If California has a Mr. Beer, its got to be Charles Bamforth. The UC-Davis professor of malting and brewing sciences is known around campus as the the pope of foam, which tells us a whole lot about his cred.
Bamforth stars in a documentary titled The Art and Science of Beer, which recently won a TASTE award for Best Mini-Film or Documentary.
The Office of the President was commissioning some films to illustrate what goes on in the University of California as a whole, Bamforth told the California Aggie, the UC-Davis campus newspaper. They selected two topics from Davis and we were one of them.
Bamforth is known for holding forth on the topic of beermaking, and told the Aggie, Its an art form as far as it speaks to a quality of life. Its not just the science of making the beer, its the imagery of that beer, its the presentation of the beer (and) its the circumstances of which you drink it.
Davis Farmers Market
Davis Farmers Market manager Randii MacNear, dressed as Ms. Piggie, admires a piggie pal from the petting zoo. The 23rd annual Pig Day is Saturday.
The venerable Davis Farmers Market helped pioneer the farm-to-fork concept long before it became a formalized local movement. But produce isnt the only thing on its vast menu of goods.
On Saturday, it will host the 23rd annual Pig Day, celebrating all things pork. Bring your appetites for individually priced items from vendors, including breakfast sammies (with bacon or pulled pork), pigs-in-a-blanket, fried pork with couscous and vegetables, pork ribs, pulled pork sandwiches, piggy pops (French bread on a stick shaped like a pigs head), pig cookies and bacon-flavored frozen confections.
If youd rather cozy up to a pig than eat one, try the petting zoo of piglets. Other childrens activities will be on site, as well.

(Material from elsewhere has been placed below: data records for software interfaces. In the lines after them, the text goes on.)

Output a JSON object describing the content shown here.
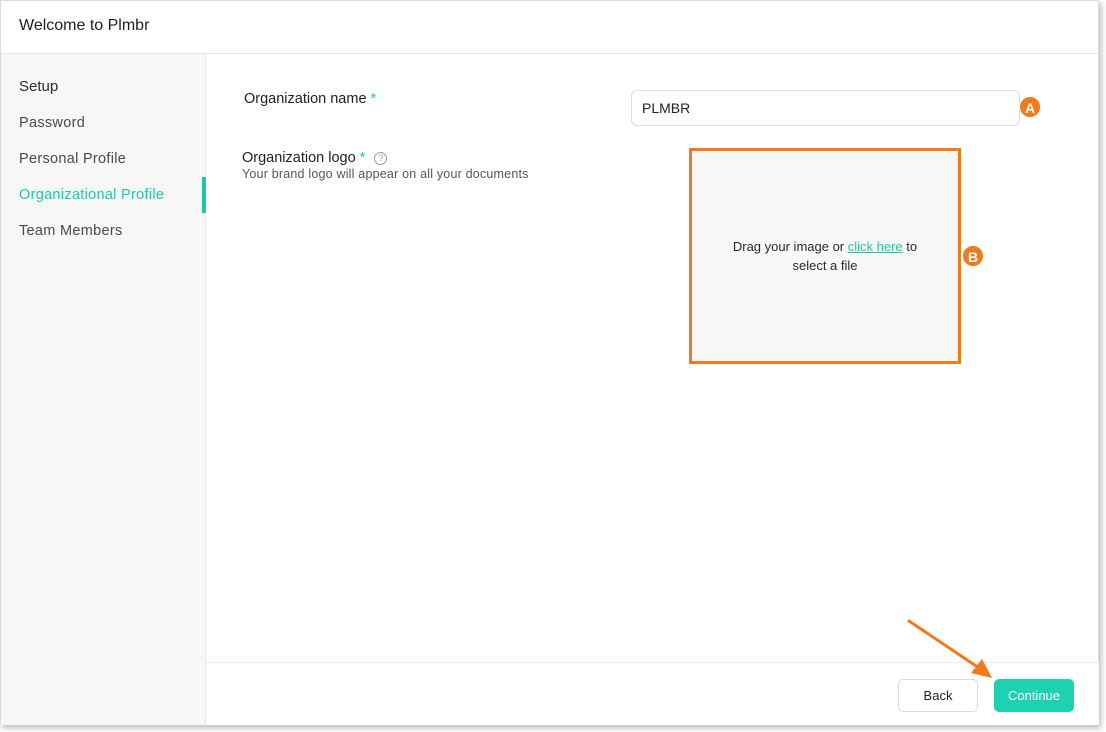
{
  "window": {
    "title": "Welcome to Plmbr"
  },
  "sidebar": {
    "heading": "Setup",
    "items": [
      {
        "label": "Password",
        "active": false
      },
      {
        "label": "Personal Profile",
        "active": false
      },
      {
        "label": "Organizational Profile",
        "active": true
      },
      {
        "label": "Team Members",
        "active": false
      }
    ]
  },
  "form": {
    "org_name": {
      "label": "Organization name",
      "required_marker": "*",
      "value": "PLMBR",
      "placeholder": ""
    },
    "org_logo": {
      "label": "Organization logo",
      "required_marker": "*",
      "help_icon": "?",
      "description": "Your brand logo will appear on all your documents",
      "dropzone_prefix": "Drag your image or ",
      "dropzone_link": "click here",
      "dropzone_suffix": " to select a file"
    }
  },
  "annotations": {
    "badge_a": "A",
    "badge_b": "B",
    "color": "#f07a1c"
  },
  "footer": {
    "back_label": "Back",
    "continue_label": "Continue"
  },
  "colors": {
    "accent": "#1ec8a5",
    "continue_button": "#1ed2b1",
    "annotation": "#f07a1c"
  }
}
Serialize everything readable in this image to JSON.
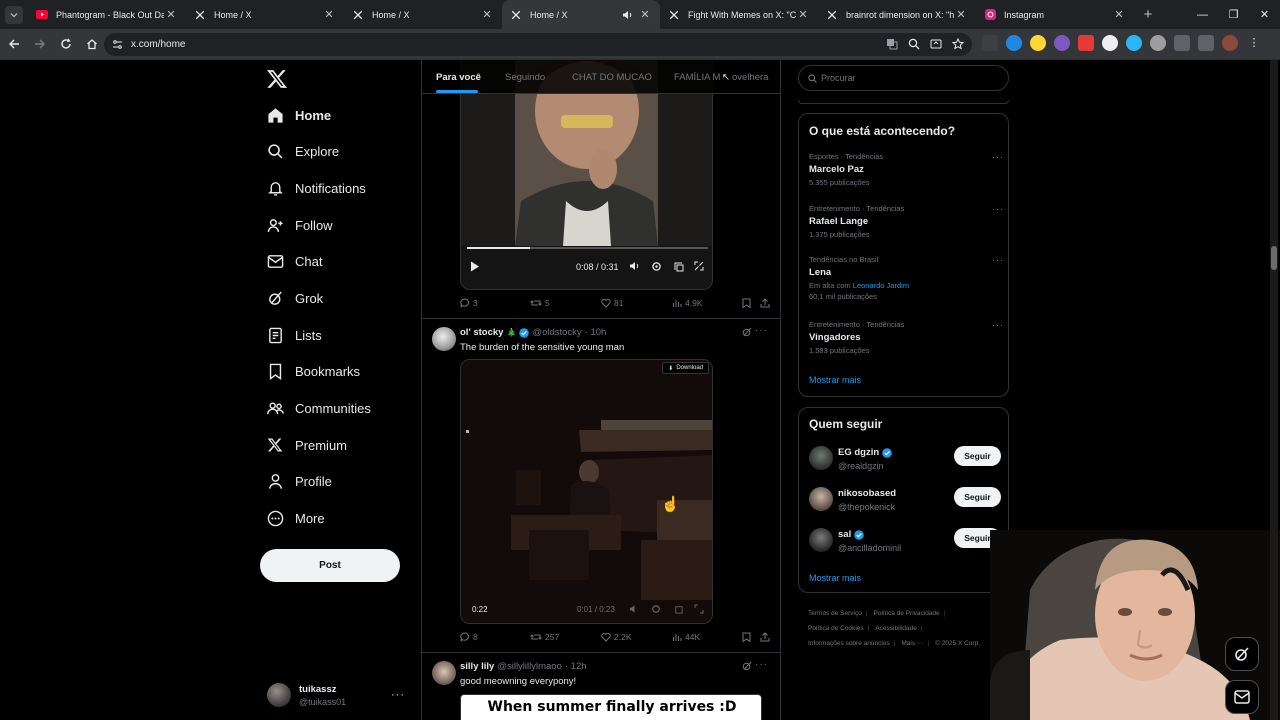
{
  "browser": {
    "tabs": [
      {
        "title": "Phantogram - Black Out Days (",
        "icon": "youtube-icon"
      },
      {
        "title": "Home / X",
        "icon": "x-logo-icon"
      },
      {
        "title": "Home / X",
        "icon": "x-logo-icon"
      },
      {
        "title": "Home / X",
        "icon": "x-logo-icon",
        "active": true
      },
      {
        "title": "Fight With Memes on X: \"Can't",
        "icon": "x-logo-icon"
      },
      {
        "title": "brainrot dimension on X: \"http:",
        "icon": "x-logo-icon"
      },
      {
        "title": "Instagram",
        "icon": "instagram-icon"
      }
    ],
    "url": "x.com/home"
  },
  "nav": {
    "items": [
      {
        "label": "Home",
        "icon": "home-icon"
      },
      {
        "label": "Explore",
        "icon": "search-icon"
      },
      {
        "label": "Notifications",
        "icon": "bell-icon"
      },
      {
        "label": "Follow",
        "icon": "add-user-icon"
      },
      {
        "label": "Chat",
        "icon": "mail-icon"
      },
      {
        "label": "Grok",
        "icon": "grok-icon"
      },
      {
        "label": "Lists",
        "icon": "list-icon"
      },
      {
        "label": "Bookmarks",
        "icon": "bookmark-icon"
      },
      {
        "label": "Communities",
        "icon": "communities-icon"
      },
      {
        "label": "Premium",
        "icon": "x-logo-icon"
      },
      {
        "label": "Profile",
        "icon": "person-icon"
      },
      {
        "label": "More",
        "icon": "more-circle-icon"
      }
    ],
    "post_label": "Post",
    "account": {
      "name": "tuikassz",
      "handle": "@tuikass01"
    }
  },
  "feed_tabs": [
    "Para você",
    "Seguindo",
    "CHAT DO MUCAO",
    "FAMÍLIA M",
    "ovelhera"
  ],
  "tweets": [
    {
      "video_time": "0:08 / 0:31",
      "stats": {
        "replies": "3",
        "reposts": "5",
        "likes": "81",
        "views": "4.9K"
      }
    },
    {
      "name": "ol' stocky",
      "emoji": "🎄",
      "handle": "@oldstocky",
      "time": "· 10h",
      "text": "The burden of the sensitive young man",
      "download_label": "Download",
      "video_duration": "0:22",
      "video_time": "0:01 / 0:23",
      "stats": {
        "replies": "8",
        "reposts": "257",
        "likes": "2.2K",
        "views": "44K"
      }
    },
    {
      "name": "silly lily",
      "handle": "@sillylillylmaoo",
      "time": "· 12h",
      "text": "good meowning everypony!",
      "meme_caption": "When summer finally arrives :D"
    }
  ],
  "search": {
    "placeholder": "Procurar"
  },
  "trending": {
    "title": "O que está acontecendo?",
    "items": [
      {
        "context": "Esportes · Tendências",
        "name": "Marcelo Paz",
        "count": "5.355 publicações"
      },
      {
        "context": "Entretenimento · Tendências",
        "name": "Rafael Lange",
        "count": "1.375 publicações"
      },
      {
        "context": "Tendências no Brasil",
        "name": "Lena",
        "extra_prefix": "Em alta com",
        "extra_link": "Leonardo Jardim",
        "count": "60,1 mil publicações"
      },
      {
        "context": "Entretenimento · Tendências",
        "name": "Vingadores",
        "count": "1.583 publicações"
      }
    ],
    "show_more": "Mostrar mais"
  },
  "who_to_follow": {
    "title": "Quem seguir",
    "items": [
      {
        "name": "EG dgzin",
        "handle": "@realdgzin",
        "verified": true,
        "button": "Seguir"
      },
      {
        "name": "nikosobased",
        "handle": "@thepokenick",
        "verified": false,
        "button": "Seguir"
      },
      {
        "name": "sal",
        "handle": "@ancilladominil",
        "verified": true,
        "button": "Seguir"
      }
    ],
    "show_more": "Mostrar mais"
  },
  "footer": {
    "links": [
      "Termos de Serviço",
      "Política de Privacidade",
      "Política de Cookies",
      "Acessibilidade",
      "Informações sobre anúncios",
      "Mais ···",
      "© 2025 X Corp."
    ]
  },
  "colors": {
    "accent": "#1d9bf0",
    "background": "#000000",
    "border": "#2f3336",
    "muted": "#71767b"
  }
}
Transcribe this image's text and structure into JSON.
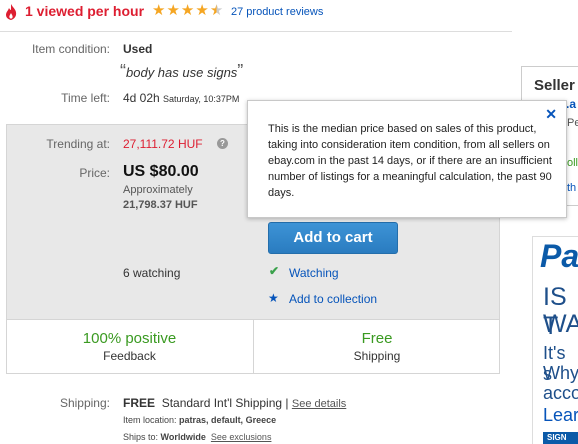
{
  "top": {
    "viewed_text": "1 viewed per hour",
    "rating_stars": 4.5,
    "reviews_text": "27 product reviews"
  },
  "item": {
    "condition_label": "Item condition:",
    "condition_value": "Used",
    "condition_note": "body has use signs",
    "time_left_label": "Time left:",
    "time_left_value": "4d 02h",
    "time_left_detail": "Saturday, 10:37PM"
  },
  "pricing": {
    "trending_label": "Trending at:",
    "trending_value": "27,111.72 HUF",
    "price_label": "Price:",
    "price_value": "US $80.00",
    "approx_label": "Approximately",
    "approx_value": "21,798.37 HUF",
    "add_to_cart": "Add to cart",
    "watching_count": "6 watching",
    "watching_link": "Watching",
    "collection_link": "Add to collection"
  },
  "highlights": {
    "feedback_value": "100% positive",
    "feedback_label": "Feedback",
    "shipping_value": "Free",
    "shipping_label": "Shipping"
  },
  "shipping": {
    "label": "Shipping:",
    "cost": "FREE",
    "service": "Standard Int'l Shipping |",
    "details_link": "See details",
    "location_label": "Item location:",
    "location_value": "patras, default, Greece",
    "ships_to_label": "Ships to:",
    "ships_to_value": "Worldwide",
    "exclusions_link": "See exclusions"
  },
  "tooltip": {
    "text": "This is the median price based on sales of this product, taking into consideration item condition, from all sellers on ebay.com in the past 14 days, or if there are an insufficient number of listings for a meaningful calculation, the past 90 days.",
    "close": "✕"
  },
  "seller": {
    "title": "Seller",
    "frag1": "r.a",
    "frag2": "Pe",
    "frag3": "oll",
    "frag4": "th"
  },
  "ad": {
    "brand": "Pa",
    "line1": "IS T",
    "line2": "WA",
    "line3": "It's s",
    "line4": "Why",
    "line5": "acco",
    "line6": "Lear",
    "button": "SIGN"
  },
  "colors": {
    "alert_red": "#dd1e31",
    "link_blue": "#0654ba",
    "positive_green": "#3a9a21",
    "star_gold": "#f5a623",
    "button_blue": "#2a7cc0"
  }
}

For some context, listen to market manager Randii MacNear: This year, our Pig Day celebration falls on the actual date of National Pig Day. It was founded in 1972 by sisters Ellen Stanley, a teacher in Lubbock, Texas, and Mary Lynne Rave of Beaufort, North Carolina. Pig Day is part of the Davis culture. It celebrates the pigs rightful place as one of mans most intelligent and useful domesticated animals. Its also the only event of its kind in California.